● **About this task**
The answer must be one number: how many lines of the records contain "blocked".

--- START ---

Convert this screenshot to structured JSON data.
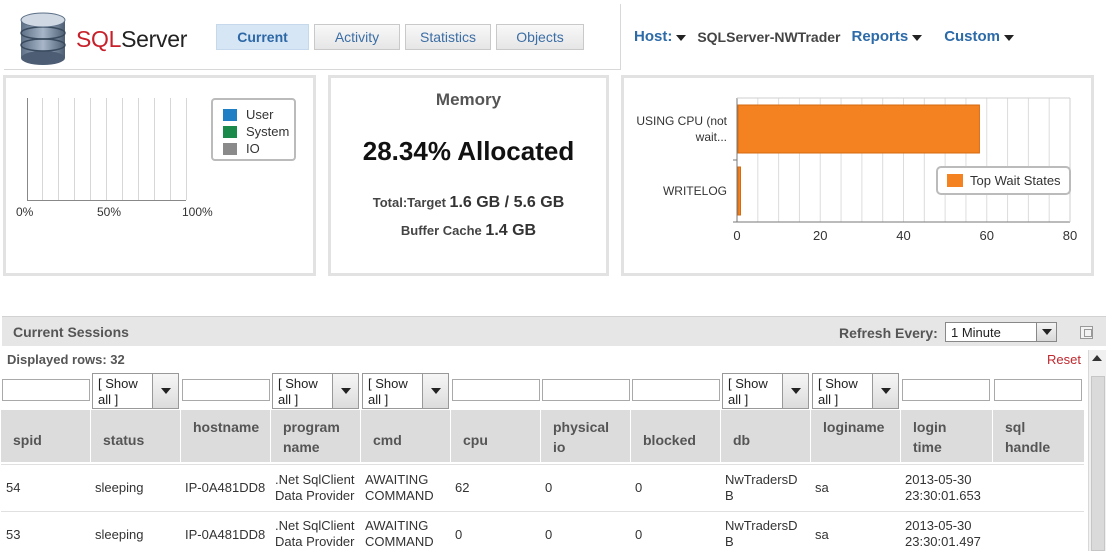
{
  "app": {
    "logo_prefix": "SQL",
    "logo_suffix": "Server"
  },
  "tabs": [
    {
      "label": "Current",
      "active": true
    },
    {
      "label": "Activity",
      "active": false
    },
    {
      "label": "Statistics",
      "active": false
    },
    {
      "label": "Objects",
      "active": false
    }
  ],
  "host_bar": {
    "host_label": "Host:",
    "host_name": "SQLServer-NWTrader",
    "reports_label": "Reports",
    "custom_label": "Custom"
  },
  "cpu_panel": {
    "ticks": [
      "0%",
      "50%",
      "100%"
    ],
    "legend": [
      {
        "label": "User",
        "color": "#1f7fc4"
      },
      {
        "label": "System",
        "color": "#1a8a4a"
      },
      {
        "label": "IO",
        "color": "#8a8a8a"
      }
    ]
  },
  "memory_panel": {
    "title": "Memory",
    "allocated": "28.34% Allocated",
    "total_label": "Total:Target",
    "total_value": "1.6 GB / 5.6 GB",
    "cache_label": "Buffer Cache",
    "cache_value": "1.4 GB"
  },
  "chart_data": {
    "type": "bar",
    "orientation": "horizontal",
    "categories": [
      "USING CPU (not wait...",
      "WRITELOG"
    ],
    "category_lines": [
      [
        "USING CPU (not",
        "wait..."
      ],
      [
        "WRITELOG"
      ]
    ],
    "series": [
      {
        "name": "Top Wait States",
        "values": [
          58,
          0.6
        ],
        "color": "#f58220"
      }
    ],
    "xlim": [
      0,
      80
    ],
    "xticks": [
      "0",
      "20",
      "40",
      "60",
      "80"
    ],
    "grid": true,
    "legend_position": "right"
  },
  "sessions": {
    "title": "Current Sessions",
    "refresh_label": "Refresh Every:",
    "refresh_value": "1 Minute",
    "displayed_rows": "Displayed rows: 32",
    "reset_label": "Reset",
    "filter_select_text_1": "[ Show",
    "filter_select_text_2": "all ]",
    "columns": [
      {
        "key": "spid",
        "label1": "spid",
        "label2": ""
      },
      {
        "key": "status",
        "label1": "status",
        "label2": ""
      },
      {
        "key": "hostname",
        "label1": "hostname",
        "label2": ""
      },
      {
        "key": "program",
        "label1": "program",
        "label2": "name"
      },
      {
        "key": "cmd",
        "label1": "cmd",
        "label2": ""
      },
      {
        "key": "cpu",
        "label1": "cpu",
        "label2": ""
      },
      {
        "key": "physical_io",
        "label1": "physical",
        "label2": "io"
      },
      {
        "key": "blocked",
        "label1": "blocked",
        "label2": ""
      },
      {
        "key": "db",
        "label1": "db",
        "label2": ""
      },
      {
        "key": "loginame",
        "label1": "loginame",
        "label2": ""
      },
      {
        "key": "login_time",
        "label1": "login",
        "label2": "time"
      },
      {
        "key": "sql_handle",
        "label1": "sql",
        "label2": "handle"
      }
    ],
    "rows": [
      {
        "spid": "54",
        "status": "sleeping",
        "hostname": "IP-0A481DD8",
        "program1": ".Net SqlClient",
        "program2": "Data Provider",
        "cmd1": "AWAITING",
        "cmd2": "COMMAND",
        "cpu": "62",
        "physical_io": "0",
        "blocked": "0",
        "db1": "NwTradersD",
        "db2": "B",
        "loginame": "sa",
        "login_time1": "2013-05-30",
        "login_time2": "23:30:01.653"
      },
      {
        "spid": "53",
        "status": "sleeping",
        "hostname": "IP-0A481DD8",
        "program1": ".Net SqlClient",
        "program2": "Data Provider",
        "cmd1": "AWAITING",
        "cmd2": "COMMAND",
        "cpu": "0",
        "physical_io": "0",
        "blocked": "0",
        "db1": "NwTradersD",
        "db2": "B",
        "loginame": "sa",
        "login_time1": "2013-05-30",
        "login_time2": "23:30:01.497"
      }
    ]
  }
}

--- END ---

● **Exercise response**
4